Say ‘g’day’ to Longleat’s new arrivals
You’ve heard the expression, ‘when pigs fly’; what about koalas and wombats? Turns out the Aussie marsupials can indeed soar successfully through the air – well, at least when they’re flown by the world’s best airline.
In partnership with Longleat Safari Park, a Singapore Airlines cargo aircraft flew four cuddly koalas and two wombats (their closest relatives) from Adelaide to the UK in October 2018, as part of a conservation project to protect this vulnerable species.
After leaving their former home at Cleland Wildlife Park near Adelaide and enjoying a restful flight, the well-travelled marsupials were met on the runway by Longleat’s zebra-print safari vehicles, which whisked them back to Wiltshire. At their new home, they were given a full health check and declared fit and well (and thankfully with zero signs of jet lag).
Longleat’s Graeme Dick said: “We’re delighted to announce the arrival of the koalas and wombats here at Longleat. All appear in excellent health and are settling in well. This is the culmination of a two-year project and the beginning of an exciting new era. We hope these animals will act as conservation ambassadors for the species, and promote conservation and education about Australian marsupials.”
The koalas’ arrival is part of a ground-breaking initiative by the Government of South Australia to enhance the management and conservation of the koala. The project will provide valuable research into conservation, which will help protect the koala population in South Australia as a preventative measure against becoming endangered. In 2012, the koala was listed as ‘vulnerable to extinction’ in some parts of Australia.
Since October, Longleat’s latest arrivals have been settling into the park alongside a pair of southern hairy-nosed wombats, away from the eyes of visitors.
Their new home, a spacious enclosure called Koala Creek, includes a natural stream, eucalyptus trees, climbing poles, naturally-themed indoor and outdoor habitats, viewing areas, interpretation boards and a Koala Care unit. This brand new purpose-built facility will open to visitors this spring.
Longleat will be the only place where visitors can see koalas in England, one of only two locations in the UK, and the only one in Europe to look after southern koalas, which have much thicker fur and can weigh twice as much as their smaller northern relatives.

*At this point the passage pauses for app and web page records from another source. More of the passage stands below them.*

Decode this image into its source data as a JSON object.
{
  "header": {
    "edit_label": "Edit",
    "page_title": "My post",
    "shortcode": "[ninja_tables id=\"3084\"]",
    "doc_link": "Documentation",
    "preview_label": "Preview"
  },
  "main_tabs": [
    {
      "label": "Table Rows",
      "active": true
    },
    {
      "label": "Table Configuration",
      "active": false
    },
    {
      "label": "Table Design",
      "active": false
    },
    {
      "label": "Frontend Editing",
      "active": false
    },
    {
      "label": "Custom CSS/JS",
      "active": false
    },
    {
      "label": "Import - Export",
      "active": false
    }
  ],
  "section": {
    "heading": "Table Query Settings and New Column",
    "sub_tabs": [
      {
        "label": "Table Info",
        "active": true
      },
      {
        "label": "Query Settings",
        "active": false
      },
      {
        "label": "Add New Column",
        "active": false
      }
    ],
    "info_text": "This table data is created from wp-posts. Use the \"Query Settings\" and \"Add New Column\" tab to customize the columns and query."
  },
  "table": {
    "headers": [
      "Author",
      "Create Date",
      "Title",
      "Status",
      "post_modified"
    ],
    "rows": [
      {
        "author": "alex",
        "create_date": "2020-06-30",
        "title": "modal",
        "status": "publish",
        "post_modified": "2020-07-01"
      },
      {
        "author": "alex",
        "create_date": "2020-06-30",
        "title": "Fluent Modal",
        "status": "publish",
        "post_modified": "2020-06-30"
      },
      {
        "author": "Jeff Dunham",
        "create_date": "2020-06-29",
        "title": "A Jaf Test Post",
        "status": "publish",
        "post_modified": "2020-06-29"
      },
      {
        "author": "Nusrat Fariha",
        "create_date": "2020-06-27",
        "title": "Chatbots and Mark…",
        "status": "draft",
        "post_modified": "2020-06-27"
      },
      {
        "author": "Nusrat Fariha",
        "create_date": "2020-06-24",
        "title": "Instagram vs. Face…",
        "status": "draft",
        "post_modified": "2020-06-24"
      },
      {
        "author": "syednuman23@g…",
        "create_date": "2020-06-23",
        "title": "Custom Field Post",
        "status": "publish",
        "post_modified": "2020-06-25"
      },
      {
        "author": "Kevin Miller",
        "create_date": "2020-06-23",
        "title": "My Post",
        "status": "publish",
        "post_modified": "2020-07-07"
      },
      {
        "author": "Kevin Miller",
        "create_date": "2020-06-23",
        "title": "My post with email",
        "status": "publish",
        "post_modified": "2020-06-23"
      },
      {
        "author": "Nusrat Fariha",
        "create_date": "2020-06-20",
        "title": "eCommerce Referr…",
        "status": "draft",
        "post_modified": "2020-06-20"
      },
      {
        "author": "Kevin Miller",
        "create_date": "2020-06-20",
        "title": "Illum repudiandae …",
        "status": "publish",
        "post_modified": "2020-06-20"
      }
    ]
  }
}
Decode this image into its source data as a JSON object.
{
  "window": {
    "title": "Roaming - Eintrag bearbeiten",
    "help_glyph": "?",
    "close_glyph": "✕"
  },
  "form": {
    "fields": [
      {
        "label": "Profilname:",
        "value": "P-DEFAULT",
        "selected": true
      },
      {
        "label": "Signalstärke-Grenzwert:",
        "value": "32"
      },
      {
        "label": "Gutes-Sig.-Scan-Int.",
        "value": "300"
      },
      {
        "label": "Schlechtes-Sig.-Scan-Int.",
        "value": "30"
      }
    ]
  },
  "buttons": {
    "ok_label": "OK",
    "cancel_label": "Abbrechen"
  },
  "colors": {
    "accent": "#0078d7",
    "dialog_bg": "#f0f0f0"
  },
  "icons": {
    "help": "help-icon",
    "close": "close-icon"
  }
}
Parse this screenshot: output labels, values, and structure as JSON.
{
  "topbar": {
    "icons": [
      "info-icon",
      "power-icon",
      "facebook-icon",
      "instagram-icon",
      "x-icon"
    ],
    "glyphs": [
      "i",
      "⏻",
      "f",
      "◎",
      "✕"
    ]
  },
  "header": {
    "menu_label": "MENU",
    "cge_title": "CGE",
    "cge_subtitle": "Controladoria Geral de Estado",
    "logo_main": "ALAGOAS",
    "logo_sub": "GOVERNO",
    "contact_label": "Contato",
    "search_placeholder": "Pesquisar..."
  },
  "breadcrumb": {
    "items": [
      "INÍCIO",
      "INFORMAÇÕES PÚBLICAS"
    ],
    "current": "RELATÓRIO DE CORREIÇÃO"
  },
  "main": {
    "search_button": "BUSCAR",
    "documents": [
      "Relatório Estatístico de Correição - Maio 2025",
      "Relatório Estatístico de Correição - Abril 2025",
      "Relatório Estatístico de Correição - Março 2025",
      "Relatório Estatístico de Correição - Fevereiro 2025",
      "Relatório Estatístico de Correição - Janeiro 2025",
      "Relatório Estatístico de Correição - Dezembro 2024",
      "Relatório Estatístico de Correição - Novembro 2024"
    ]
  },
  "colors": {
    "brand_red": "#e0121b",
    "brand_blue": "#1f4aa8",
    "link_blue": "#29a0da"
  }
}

Sheldon Hee, General Manager, Singapore Airlines UK and Ireland commented: “As Australia’s most frequent foreign visitor, including almost 35 years of flights to Adelaide, Singapore Airlines is as captivated by the koala as any other and fully supports the conservation programme which is bringing them to the UK. We have been delighted to work closely with the team at Longleat to plan the animals’ journey and ensure they received the very best of care; including, mostly, lots of eucalyptus!”